Another limitation is patient IDs. Patients were identified using unique patient IDs which were occasionally assigned to more than one patient. E.g., 7 of the 3,659 patient IDs in the medical *.csv (0.2%) were assigned to two patients. When analysing the database, duplicate IDs were either 1) deleted, if data from additional columns in the *.csv were identical, or 2) treated as two separate patients if data from additional columns in the *.csv were not identical. Duplicate patient IDs cause us to make potentially incorrect assumptions about the patients served by the JJCDR.

According to the summary patient data recorded in the register, the JJCDR had provided 7,005 prosthetics (6,737 lower limb and 268 upper limb) from July 1987 – May 2016, but as some amputees have received several prosthetics, this does not correspond directly to the number of patients. No *.csv contained more than 3,663 unique patient IDs. There is a possibility more than 3,663 patients have received prosthetics because 1) exhaustive records were not always kept on all patients prior to the electronic database in 2004 and 2) not all data is available for all patients in the electronic database, as some patients gave false information to the centre. Finally, the data reported here for 2018 does not include the month of December.

In LMICs, the creation of electronic databases, such as the one employed at the JJCDR, can be challenging due to poor quality and incomplete original records, lack of personnel, and limited resources.36 Given these hurdles, we believe the limitations discussed here are acceptable, and the JJCDR database represents a vital tool to investigating a cohort of those requiring P&O services in Sri Lanka.


Despite challenges, the JJCDR has been able to digitise and maintain a prosthetics and orthotics database of thousands of patients. Here we presented the JJCDR database, and performed preliminary demographic, medical and financial analyses on the database. This data will be of great value to the centre for improving future care as metrics such as prosthetic efficiency, patient outcome and demand on the centre can all be monitored. In the future, increasing data quality will aid the JJCDR in providing high-quality P&O care for northern Sri Lanka and help researchers provided targeted aid to this population. It further shines a light into the needs of P&O centres in LMICs, and what can be done to help both these centres and their patients.

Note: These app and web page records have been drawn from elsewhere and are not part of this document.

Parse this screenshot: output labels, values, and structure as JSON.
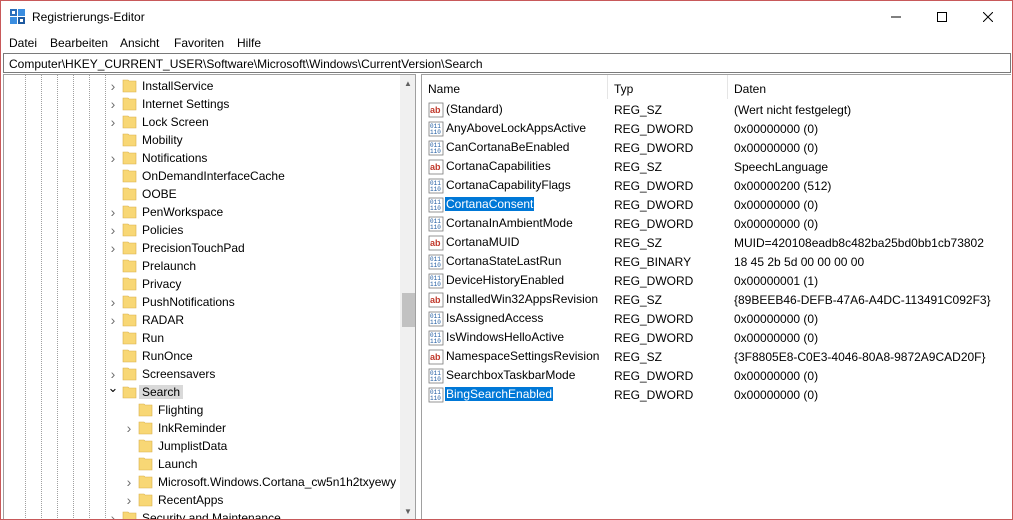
{
  "window": {
    "title": "Registrierungs-Editor",
    "icon": "regedit-icon"
  },
  "menu": [
    "Datei",
    "Bearbeiten",
    "Ansicht",
    "Favoriten",
    "Hilfe"
  ],
  "address": "Computer\\HKEY_CURRENT_USER\\Software\\Microsoft\\Windows\\CurrentVersion\\Search",
  "tree": {
    "items": [
      {
        "label": "InstallService",
        "expandable": true,
        "level": 1
      },
      {
        "label": "Internet Settings",
        "expandable": true,
        "level": 1
      },
      {
        "label": "Lock Screen",
        "expandable": true,
        "level": 1
      },
      {
        "label": "Mobility",
        "expandable": false,
        "level": 1
      },
      {
        "label": "Notifications",
        "expandable": true,
        "level": 1
      },
      {
        "label": "OnDemandInterfaceCache",
        "expandable": false,
        "level": 1
      },
      {
        "label": "OOBE",
        "expandable": false,
        "level": 1
      },
      {
        "label": "PenWorkspace",
        "expandable": true,
        "level": 1
      },
      {
        "label": "Policies",
        "expandable": true,
        "level": 1
      },
      {
        "label": "PrecisionTouchPad",
        "expandable": true,
        "level": 1
      },
      {
        "label": "Prelaunch",
        "expandable": false,
        "level": 1
      },
      {
        "label": "Privacy",
        "expandable": false,
        "level": 1
      },
      {
        "label": "PushNotifications",
        "expandable": true,
        "level": 1
      },
      {
        "label": "RADAR",
        "expandable": true,
        "level": 1
      },
      {
        "label": "Run",
        "expandable": false,
        "level": 1
      },
      {
        "label": "RunOnce",
        "expandable": false,
        "level": 1
      },
      {
        "label": "Screensavers",
        "expandable": true,
        "level": 1
      },
      {
        "label": "Search",
        "expandable": true,
        "expanded": true,
        "selected": true,
        "level": 1
      },
      {
        "label": "Flighting",
        "expandable": false,
        "level": 2
      },
      {
        "label": "InkReminder",
        "expandable": true,
        "level": 2
      },
      {
        "label": "JumplistData",
        "expandable": false,
        "level": 2
      },
      {
        "label": "Launch",
        "expandable": false,
        "level": 2
      },
      {
        "label": "Microsoft.Windows.Cortana_cw5n1h2txyewy",
        "expandable": true,
        "level": 2
      },
      {
        "label": "RecentApps",
        "expandable": true,
        "level": 2
      },
      {
        "label": "Security and Maintenance",
        "expandable": true,
        "level": 1
      }
    ]
  },
  "list": {
    "headers": {
      "name": "Name",
      "type": "Typ",
      "data": "Daten"
    },
    "rows": [
      {
        "icon": "string-value-icon",
        "name": "(Standard)",
        "type": "REG_SZ",
        "data": "(Wert nicht festgelegt)"
      },
      {
        "icon": "binary-value-icon",
        "name": "AnyAboveLockAppsActive",
        "type": "REG_DWORD",
        "data": "0x00000000 (0)"
      },
      {
        "icon": "binary-value-icon",
        "name": "CanCortanaBeEnabled",
        "type": "REG_DWORD",
        "data": "0x00000000 (0)"
      },
      {
        "icon": "string-value-icon",
        "name": "CortanaCapabilities",
        "type": "REG_SZ",
        "data": "SpeechLanguage"
      },
      {
        "icon": "binary-value-icon",
        "name": "CortanaCapabilityFlags",
        "type": "REG_DWORD",
        "data": "0x00000200 (512)"
      },
      {
        "icon": "binary-value-icon",
        "name": "CortanaConsent",
        "type": "REG_DWORD",
        "data": "0x00000000 (0)",
        "selected": true
      },
      {
        "icon": "binary-value-icon",
        "name": "CortanaInAmbientMode",
        "type": "REG_DWORD",
        "data": "0x00000000 (0)"
      },
      {
        "icon": "string-value-icon",
        "name": "CortanaMUID",
        "type": "REG_SZ",
        "data": "MUID=420108eadb8c482ba25bd0bb1cb73802"
      },
      {
        "icon": "binary-value-icon",
        "name": "CortanaStateLastRun",
        "type": "REG_BINARY",
        "data": "18 45 2b 5d 00 00 00 00"
      },
      {
        "icon": "binary-value-icon",
        "name": "DeviceHistoryEnabled",
        "type": "REG_DWORD",
        "data": "0x00000001 (1)"
      },
      {
        "icon": "string-value-icon",
        "name": "InstalledWin32AppsRevision",
        "type": "REG_SZ",
        "data": "{89BEEB46-DEFB-47A6-A4DC-113491C092F3}"
      },
      {
        "icon": "binary-value-icon",
        "name": "IsAssignedAccess",
        "type": "REG_DWORD",
        "data": "0x00000000 (0)"
      },
      {
        "icon": "binary-value-icon",
        "name": "IsWindowsHelloActive",
        "type": "REG_DWORD",
        "data": "0x00000000 (0)"
      },
      {
        "icon": "string-value-icon",
        "name": "NamespaceSettingsRevision",
        "type": "REG_SZ",
        "data": "{3F8805E8-C0E3-4046-80A8-9872A9CAD20F}"
      },
      {
        "icon": "binary-value-icon",
        "name": "SearchboxTaskbarMode",
        "type": "REG_DWORD",
        "data": "0x00000000 (0)"
      },
      {
        "icon": "binary-value-icon",
        "name": "BingSearchEnabled",
        "type": "REG_DWORD",
        "data": "0x00000000 (0)",
        "selected": true
      }
    ]
  },
  "colors": {
    "selection": "#0078d7",
    "folder": "#f8d775",
    "tree_selection": "#d9d9d9"
  }
}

The authors thank the members of Imperial College London’s Musculoskeletal Modelling and Biomechanics research groups and Lucy Foss for useful discussions on the database. The research was commissioned by the National Institute for Health Research using Official Development Assistance (ODA) funding. This work was part supported by the Royal British Legion Centre for Blast Injury Studies who provided logistical support to help with data collection. They were not involved in data analysis, or in the presentation of the results.


The authors declare no conflict of interest for this study.

Ethics statement

Ethical approval was obtained from London South Bank University (reference number ETH2122-0172) and the University of Jaffna (reference number J/ERC/22/136/NDR/0275).


Funding for this project was provided by the National Institute of Health Research (NIHR), awarded to Professor Anthony Bull.

Authorship contributions

MAB, SB, SH, JCC, AK, GS, and JG conceived of the study. AK, GS, and JG gathered the data and MAB and GS received ethical approval. MAB and SB cleaned the database, performed statistical analyses, and created figures/tables. MAB and SB wrote the initial draft. MAB, SB, SH, JCC, AK, GS, and JG edited the draft and approved its final version.

Disclosure of interest

AK worked for the JJCDR, and GS has done unrelated work at the JJCDR. JG was a co-founder of the JJCDR.

Correspondence to:

Michael Berthaume
Department of Engineering, King’s College London
Strand Building, Strand Campus, Strand, London, WC2R 2LS
United Kingdom
[email protected]